U.S. officials have consistently misled the American public on the country's longest-running war, according to internal government documents released by The Washington Post newspaper on Monday. The trove of over 2,000 pages includes previously unpublished notes from a federal project examining the failures of the over 18-year Afghan war. They include comments from top military commanders and diplomats that the government had tried to keep out of the public domain. But the Post won the right to publish them following a three-year legal battle, exposing oftentimes blunt assessments of the quagmire.
"If the American people knew the magnitude of this dysfunction... 2,400 lives lost," Douglas Lute, the three-star U.S. Army general who led the war effort under former President George W. Bush and President Barack Obama, told interviews working on the project in 2015. "What are we trying to do here?
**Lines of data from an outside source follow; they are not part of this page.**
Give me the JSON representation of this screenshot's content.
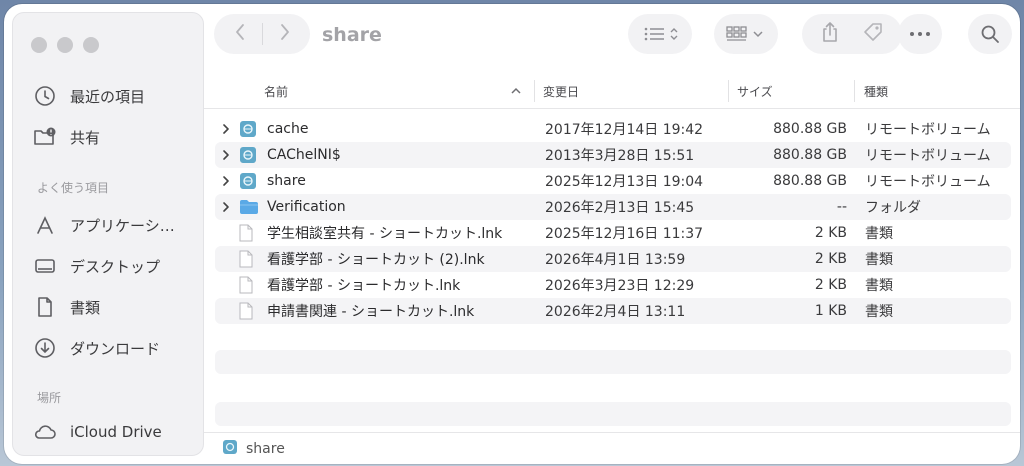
{
  "window": {
    "title": "share"
  },
  "sidebar": {
    "items_top": [
      {
        "label": "最近の項目",
        "icon": "clock-icon"
      },
      {
        "label": "共有",
        "icon": "shared-folder-icon"
      }
    ],
    "favorites_label": "よく使う項目",
    "favorites": [
      {
        "label": "アプリケーション",
        "icon": "applications-icon"
      },
      {
        "label": "デスクトップ",
        "icon": "desktop-icon"
      },
      {
        "label": "書類",
        "icon": "document-icon"
      },
      {
        "label": "ダウンロード",
        "icon": "download-icon"
      }
    ],
    "locations_label": "場所",
    "locations": [
      {
        "label": "iCloud Drive",
        "icon": "cloud-icon"
      }
    ]
  },
  "columns": {
    "name": "名前",
    "modified": "変更日",
    "size": "サイズ",
    "kind": "種類"
  },
  "files": [
    {
      "name": "cache",
      "modified": "2017年12月14日 19:42",
      "size": "880.88 GB",
      "kind": "リモートボリューム",
      "type": "volume",
      "expandable": true
    },
    {
      "name": "CAChelNI$",
      "modified": "2013年3月28日 15:51",
      "size": "880.88 GB",
      "kind": "リモートボリューム",
      "type": "volume",
      "expandable": true
    },
    {
      "name": "share",
      "modified": "2025年12月13日 19:04",
      "size": "880.88 GB",
      "kind": "リモートボリューム",
      "type": "volume",
      "expandable": true
    },
    {
      "name": "Verification",
      "modified": "2026年2月13日 15:45",
      "size": "--",
      "kind": "フォルダ",
      "type": "folder",
      "expandable": true
    },
    {
      "name": "学生相談室共有 - ショートカット.lnk",
      "modified": "2025年12月16日 11:37",
      "size": "2 KB",
      "kind": "書類",
      "type": "file",
      "expandable": false
    },
    {
      "name": "看護学部 - ショートカット (2).lnk",
      "modified": "2026年4月1日 13:59",
      "size": "2 KB",
      "kind": "書類",
      "type": "file",
      "expandable": false
    },
    {
      "name": "看護学部 - ショートカット.lnk",
      "modified": "2026年3月23日 12:29",
      "size": "2 KB",
      "kind": "書類",
      "type": "file",
      "expandable": false
    },
    {
      "name": "申請書関連 - ショートカット.lnk",
      "modified": "2026年2月4日 13:11",
      "size": "1 KB",
      "kind": "書類",
      "type": "file",
      "expandable": false
    }
  ],
  "pathbar": {
    "label": "share",
    "icon": "network-volume-icon"
  },
  "colors": {
    "volume": "#5fa8c9",
    "folder": "#5aa9e6",
    "accent": "#8e8e93"
  }
}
We didn't have the foggiest notion of what we were undertaking." Lute was referring to the official Pentagon death toll for the three-quarters of a million service members who have been deployed to Afghanistan since the U.S. invaded in 2001. Over 20,000 others have been wounded. The U.S. Agency for International Development, the Pentagon and U.S. State Department have spent or allocated between $934 billion and $978 billion on the war and rebuilding efforts, according to an assessment from Neta Crawford, a political science professor and co-director of the Costs of War Project at Brown University, cited by the Post.
That sum does not include expenditures from the CIA, the Department of Veterans Affairs, or other relevant agencies, however, making the real total likely to eclipse $1 trillion. "What did we get for this $1 trillion effort? Was it worth $1 trillion?" Jeffrey Eggers, a Bush and Obama White House staffer and former Navy SEAL, said. "After the killing of Osama bin Laden, I said that Osama was probably laughing in his watery grave considering how much we have spent on Afghanistan." The frank assessment flies in the face of the public narrative continuously marched out by the Pentagon and State Department that the U.S. is making progress in the war in Afghanistan, and that it is in fact worth the costs — both human and economic — being tallied up as it continues without an end in sight. "Every data point was altered to present the best picture possible," Bob Crowley, a U.S. Army colonel who helped lead counterinsurgency efforts under Obama in 2013 and 2014, told interviewers. "Surveys, for instance, were totally unreliable but reinforced that everything we were doing was right and we became a self-licking ice cream cone." John Sopko, the head of the Office of the Special Inspector General for Afghanistan Reconstruction which led the project, acknowledged in comments to the post that the documents show "the American people have constantly been lied to."
In all, the documents obtained by the Post identify just 62 of the interviewees while 366 others were allowed to remain anonymous following the protracted legal battle between the Post and Sopko's office, known in shorthand as SIGAR. The agency argued in court that the 366 individuals should be treated as whistleblowers who could face retaliation if their names were to be published. A final decision has yet to be reached, but the Post went ahead with publication rather than await a ruling that could potentially side with the agency.